Liberty also requires a thicker skin, so as not to feel too offended too soon. Yes: suck it up sometimes. Ain’t no thang, as it were.

Before the Mulford Act, any Californian could carry any weapon openly. In fact, when I was a high school freshman in 1967, we had Miss Campbell’s World History Class. We were studying World War One―the Great War, as if any war could be “great.” I told her I had a WWI rifle, a gift from my dad several years before in response to my wanting a .22 rifle. He wanted me to respect The Rifle, so instead he got me a 1917 Budapest m95 carbine in 8x50r. Back then, ammo was easy to get. Now? Nah. I wish I still had a few hundred rounds. I’d sell ’em and make a mint. Now I have to reload for it. Luckily, I have the skillz. Where was I, oh yeah, History class…

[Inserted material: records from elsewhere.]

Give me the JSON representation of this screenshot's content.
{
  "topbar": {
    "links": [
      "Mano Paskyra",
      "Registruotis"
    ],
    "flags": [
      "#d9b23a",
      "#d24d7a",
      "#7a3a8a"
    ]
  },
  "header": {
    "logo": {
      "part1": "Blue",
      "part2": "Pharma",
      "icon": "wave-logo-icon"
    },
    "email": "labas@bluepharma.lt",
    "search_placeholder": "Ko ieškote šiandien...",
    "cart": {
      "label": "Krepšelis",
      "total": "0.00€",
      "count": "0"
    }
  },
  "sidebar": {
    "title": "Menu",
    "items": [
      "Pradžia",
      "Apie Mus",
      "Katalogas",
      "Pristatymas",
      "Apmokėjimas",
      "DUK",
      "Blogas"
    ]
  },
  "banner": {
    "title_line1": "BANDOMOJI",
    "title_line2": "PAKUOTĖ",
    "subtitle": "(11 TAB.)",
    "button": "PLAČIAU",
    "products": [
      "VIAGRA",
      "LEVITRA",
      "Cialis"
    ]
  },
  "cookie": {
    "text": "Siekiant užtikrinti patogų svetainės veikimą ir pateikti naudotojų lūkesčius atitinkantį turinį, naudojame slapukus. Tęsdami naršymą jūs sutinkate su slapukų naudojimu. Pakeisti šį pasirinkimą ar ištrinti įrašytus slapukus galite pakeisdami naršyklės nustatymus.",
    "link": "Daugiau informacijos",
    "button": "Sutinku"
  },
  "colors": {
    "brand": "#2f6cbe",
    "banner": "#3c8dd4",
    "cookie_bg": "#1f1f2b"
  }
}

So in World History, Miss Campbell said, “Bring it in so we can see what rifles from that time looked like.” At 15, I just slung the rifle over my shoulder and rode my bike to school like always, and I got to find out what the side sling swivel was for. No one batted an eye. Not so today. I’d probably be shot by a SWAT team, by two SWAT teams, possibly more likely if I were Black.

In 1967 I could carry my rifle over my shoulder on my bike with no troubles because I was exercising liberty properly. That is, I knew not to point it at folks to intimidate them and so on. And since “a gun is always loaded,” I frequently opened the bolt to ensure this was so. Plus, none of my school mates had ever seen a straight-pull bolt-action rifle. Neat-o.

There’s the essence of liberty: pay attention to your actions and decide whether someone’s liberty might be infringed by what you do. Then, act accordingly.

Liberty bids us ask, “Should I say it?” Freedom lets us say any old thing–up to the point of inciting riots and shooting up abortion clinics. There’s no free speech or free assembly there. That is as it should be. When one understands liberty, we guess about the cumulative effect of decades of this kind of violent rhetoric. We see the connections between that speech and those violent acts.

Liberty is a quality whose exercise requires presence of mind and an empathy for the human condition. Freedom? Untidy. Liberty? Less so, requiring more awareness for proper use.

The views presented here do not necessarily reflect the views of The Liberal Gun Club, Inc.